Life on the Farm
Why chickens at a school? We thought it would be great if the students of Jackson City could witness first hand where our food comes from. Chicken nuggets just don’t fall from the sky and eggs just don’t appear at the store. We feel that it’s imperative that our kids start learning at an early the age the importance of healthy food choices and the benefits you reap when you work hard. Another lesson we hope to relay: don’t be scared of the unknown. A few of my students really do enjoy raising their own chickens at home, and many are extremely knowledgeable in this agriculture glory! Plus, chickens are a wonderful addition to any garden. The chickens eat bugs off of the plants, their droppings are a wonderful addition to our compost, which can then be added back into our garden soil in the fall and the cycle continues. The bonus is that our free range, all organic chickens will produce the best eggs out there if given this grant. And they are just fun. Schoolyard chicken coops are not just for rural schools. Inner-city schools, such as Chicago and New York City, are including chickens as a part of curriculum to provide students with hands-on experience with agriculture. For many classrooms, education involving backyard chickens goes far beyond the textbook. This will also be so beneficial in starting our Agriculture Classes and sustaining it for years to come. Not only will this class benefit, but with a good structural chicken coop, we will be able to keep this for years and children all throughout the school will benefit from this great opportunity.
“GREEN” With Innovation
This year I will be teaching our very first Agricultural Science Class at Jackson City School and I have never been more excited! We have graciously been given a plot of land in our community to tend to and garden. My plans are to start a greenhouse business and have a year-round supply of fruits, vegetables, and flowering plants for my students to run their own business. With this greenhouse and supplies grant, it will aid in helping us start our plants indoors and have a business up and running before school is out of session. It will also help our students understand the importance of working hard to make a profit and learning how to take care and nurture plants to benefit from the best profit possible. This picture below shows the raised bed (we have 3) that we are fortunate to have. We currently do not have our greenhouse in, so this is a picture of my AG students working to plant fall produce at the beginning of this year.
Preserving Our Heritage

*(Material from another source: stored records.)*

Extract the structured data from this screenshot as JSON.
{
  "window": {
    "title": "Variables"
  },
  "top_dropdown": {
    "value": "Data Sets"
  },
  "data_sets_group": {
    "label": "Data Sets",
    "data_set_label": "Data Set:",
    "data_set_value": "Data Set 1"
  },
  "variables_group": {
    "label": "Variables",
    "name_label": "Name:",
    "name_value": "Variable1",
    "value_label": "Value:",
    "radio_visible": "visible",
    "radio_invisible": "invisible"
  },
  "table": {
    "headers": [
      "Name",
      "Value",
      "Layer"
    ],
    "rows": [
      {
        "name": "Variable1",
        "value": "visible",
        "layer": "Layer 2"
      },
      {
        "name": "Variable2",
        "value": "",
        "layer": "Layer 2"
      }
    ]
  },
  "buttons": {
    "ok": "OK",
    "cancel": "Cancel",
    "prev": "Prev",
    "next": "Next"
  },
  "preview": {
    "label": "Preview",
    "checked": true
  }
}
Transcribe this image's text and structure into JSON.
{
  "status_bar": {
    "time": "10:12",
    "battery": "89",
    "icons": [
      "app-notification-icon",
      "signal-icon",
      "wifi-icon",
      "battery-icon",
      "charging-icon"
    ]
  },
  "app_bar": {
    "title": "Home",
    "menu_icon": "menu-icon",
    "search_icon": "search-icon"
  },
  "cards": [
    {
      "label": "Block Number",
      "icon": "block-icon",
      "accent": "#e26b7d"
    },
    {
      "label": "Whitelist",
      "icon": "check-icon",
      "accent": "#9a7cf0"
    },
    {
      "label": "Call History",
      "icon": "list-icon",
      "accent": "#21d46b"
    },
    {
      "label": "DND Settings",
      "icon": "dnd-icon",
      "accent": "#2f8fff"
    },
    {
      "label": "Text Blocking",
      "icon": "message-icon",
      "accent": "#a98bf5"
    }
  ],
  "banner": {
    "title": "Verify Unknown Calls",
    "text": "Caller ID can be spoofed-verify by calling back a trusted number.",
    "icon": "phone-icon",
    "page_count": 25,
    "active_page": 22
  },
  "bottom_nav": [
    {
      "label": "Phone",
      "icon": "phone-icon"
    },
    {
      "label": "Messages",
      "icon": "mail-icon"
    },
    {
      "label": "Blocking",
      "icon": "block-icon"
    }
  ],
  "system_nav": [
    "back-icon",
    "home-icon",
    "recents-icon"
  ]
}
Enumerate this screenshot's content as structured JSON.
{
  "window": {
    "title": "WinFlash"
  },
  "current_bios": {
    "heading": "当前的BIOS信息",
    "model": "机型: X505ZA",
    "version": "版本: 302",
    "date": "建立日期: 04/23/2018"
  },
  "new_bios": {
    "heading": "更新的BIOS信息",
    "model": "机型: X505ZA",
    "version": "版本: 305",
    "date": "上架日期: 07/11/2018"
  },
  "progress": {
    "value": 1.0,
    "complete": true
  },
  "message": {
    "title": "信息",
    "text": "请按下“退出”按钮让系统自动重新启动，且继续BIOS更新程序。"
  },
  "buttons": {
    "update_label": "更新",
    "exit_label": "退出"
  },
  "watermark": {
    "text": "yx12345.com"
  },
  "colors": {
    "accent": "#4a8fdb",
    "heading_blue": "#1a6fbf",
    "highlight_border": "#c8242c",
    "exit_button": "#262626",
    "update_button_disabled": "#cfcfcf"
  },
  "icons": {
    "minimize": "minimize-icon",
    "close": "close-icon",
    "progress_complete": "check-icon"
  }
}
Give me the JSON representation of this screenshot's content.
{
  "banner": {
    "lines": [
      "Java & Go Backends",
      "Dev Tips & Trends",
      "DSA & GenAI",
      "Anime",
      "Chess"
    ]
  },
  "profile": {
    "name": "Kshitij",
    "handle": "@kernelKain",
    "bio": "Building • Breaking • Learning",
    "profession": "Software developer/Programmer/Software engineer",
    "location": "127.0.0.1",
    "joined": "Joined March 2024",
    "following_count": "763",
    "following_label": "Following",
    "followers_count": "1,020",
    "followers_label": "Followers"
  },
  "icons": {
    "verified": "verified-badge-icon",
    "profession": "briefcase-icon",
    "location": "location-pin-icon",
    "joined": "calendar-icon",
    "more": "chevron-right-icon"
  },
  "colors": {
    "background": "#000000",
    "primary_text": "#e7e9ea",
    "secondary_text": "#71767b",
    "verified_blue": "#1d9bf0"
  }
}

There’s something special about a fresh jar of homemade jam in the winter – toasting some fresh bread, sipping a hot beverage and heading out to meet the day. Or what about biting into a crispy pickle from those extra cucumbers or green beans you harvested over summer? Sometimes it’s that tasty snack that gets you through the day. I have been lucky enough to be a part of our first Agriculture Science class here at Jackson Independent School. One my main goals is to teach my students a way of life that is becoming a part of our past, rather than an everyday part of our life like our grandparents taught us. I would like to bring certain Appalachian ways back into the classroom with my agriculture class. In doing so with this wonderful grant, I will have the ability to teach my students how to properly can and preserve the foods we grow throughout the year to help build a sustainable Farmers Market year after year with the funds we receive.